While the messaging won’t stop, “you can take charge of your self-worth by learning to speak to yourself with kindness and dignity,” Sawyer said. Value opinions of the people you value. Speak kindly to yourself when you’re feeling down. Choose a quote from someone you admire and repeat it so much that it becomes your standard for how you navigate the world. “Remember, negative talk from others doesn’t define you,” he said. “You define your self-worth.”

Listen in a nonreactive manner. This likely requires modification in everyday listening since we tend to be reactive listeners; that is, we listen first to respond and then second to understand. However, anxiety can increase when we’re with folks who have different views from our own.

Nonreactive listening can be applied to any situation, including when interacting with folks who have different political or social beliefs than ours. The tricks are to listen to the person’s comments fully and without judgment, see if the person’s logic makes sense, ask follow-up questions if you think there are holes or gaps in the logic, and finally, flip the script so you’re listening first to understand and second to respond.

Live according to your values. Being true to your values is important, especially during times of great stress. It’s easy to live according to the values of others, but that means you lose sight of what matters to you and what makes you, well, you. It’s about doing things that make you feel good, figuring out what you care about and acting in accordance with that.

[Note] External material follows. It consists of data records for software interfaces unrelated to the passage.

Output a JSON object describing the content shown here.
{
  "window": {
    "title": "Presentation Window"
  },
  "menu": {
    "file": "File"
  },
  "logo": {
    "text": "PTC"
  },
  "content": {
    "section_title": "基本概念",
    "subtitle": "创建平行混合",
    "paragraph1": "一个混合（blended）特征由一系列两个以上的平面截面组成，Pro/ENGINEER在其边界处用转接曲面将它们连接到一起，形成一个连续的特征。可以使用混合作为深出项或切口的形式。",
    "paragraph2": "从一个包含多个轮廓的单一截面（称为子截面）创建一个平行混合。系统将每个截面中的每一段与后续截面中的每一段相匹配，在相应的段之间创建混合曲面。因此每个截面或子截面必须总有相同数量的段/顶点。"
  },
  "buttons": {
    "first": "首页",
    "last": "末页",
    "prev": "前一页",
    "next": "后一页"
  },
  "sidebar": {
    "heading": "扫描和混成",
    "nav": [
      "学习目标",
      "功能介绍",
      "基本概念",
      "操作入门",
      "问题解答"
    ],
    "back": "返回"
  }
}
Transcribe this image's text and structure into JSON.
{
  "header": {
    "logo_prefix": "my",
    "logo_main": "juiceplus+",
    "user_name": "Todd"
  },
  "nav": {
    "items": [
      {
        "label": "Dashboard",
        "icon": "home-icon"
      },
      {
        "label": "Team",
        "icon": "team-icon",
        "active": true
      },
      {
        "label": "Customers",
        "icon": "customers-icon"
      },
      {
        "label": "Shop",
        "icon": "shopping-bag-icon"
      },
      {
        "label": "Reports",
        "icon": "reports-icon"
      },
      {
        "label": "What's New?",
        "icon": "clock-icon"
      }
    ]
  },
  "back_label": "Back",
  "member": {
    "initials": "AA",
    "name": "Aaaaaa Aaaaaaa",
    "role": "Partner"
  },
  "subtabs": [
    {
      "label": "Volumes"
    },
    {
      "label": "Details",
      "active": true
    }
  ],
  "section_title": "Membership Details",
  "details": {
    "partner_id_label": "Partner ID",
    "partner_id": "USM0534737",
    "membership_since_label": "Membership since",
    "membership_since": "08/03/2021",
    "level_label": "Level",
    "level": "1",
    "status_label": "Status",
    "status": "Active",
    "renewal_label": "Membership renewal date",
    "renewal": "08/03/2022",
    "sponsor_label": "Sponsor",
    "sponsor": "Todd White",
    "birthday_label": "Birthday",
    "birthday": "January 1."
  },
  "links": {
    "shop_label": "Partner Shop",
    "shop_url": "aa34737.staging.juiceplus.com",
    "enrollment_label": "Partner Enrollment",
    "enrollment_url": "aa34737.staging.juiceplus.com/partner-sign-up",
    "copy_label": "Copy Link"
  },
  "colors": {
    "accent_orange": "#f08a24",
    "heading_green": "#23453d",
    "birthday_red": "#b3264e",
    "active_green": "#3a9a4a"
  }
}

“When you keep track of, and live by, your values, you may realize you’ll feel much more at peace,” Sawyer said.

While we may be living in challenging times, we still can make changes in our lives to help us feel more comfortable with ourselves and our concerns about the future.

As John Lennon said, “Nobody told me there’d be days like these/Strange days indeed.”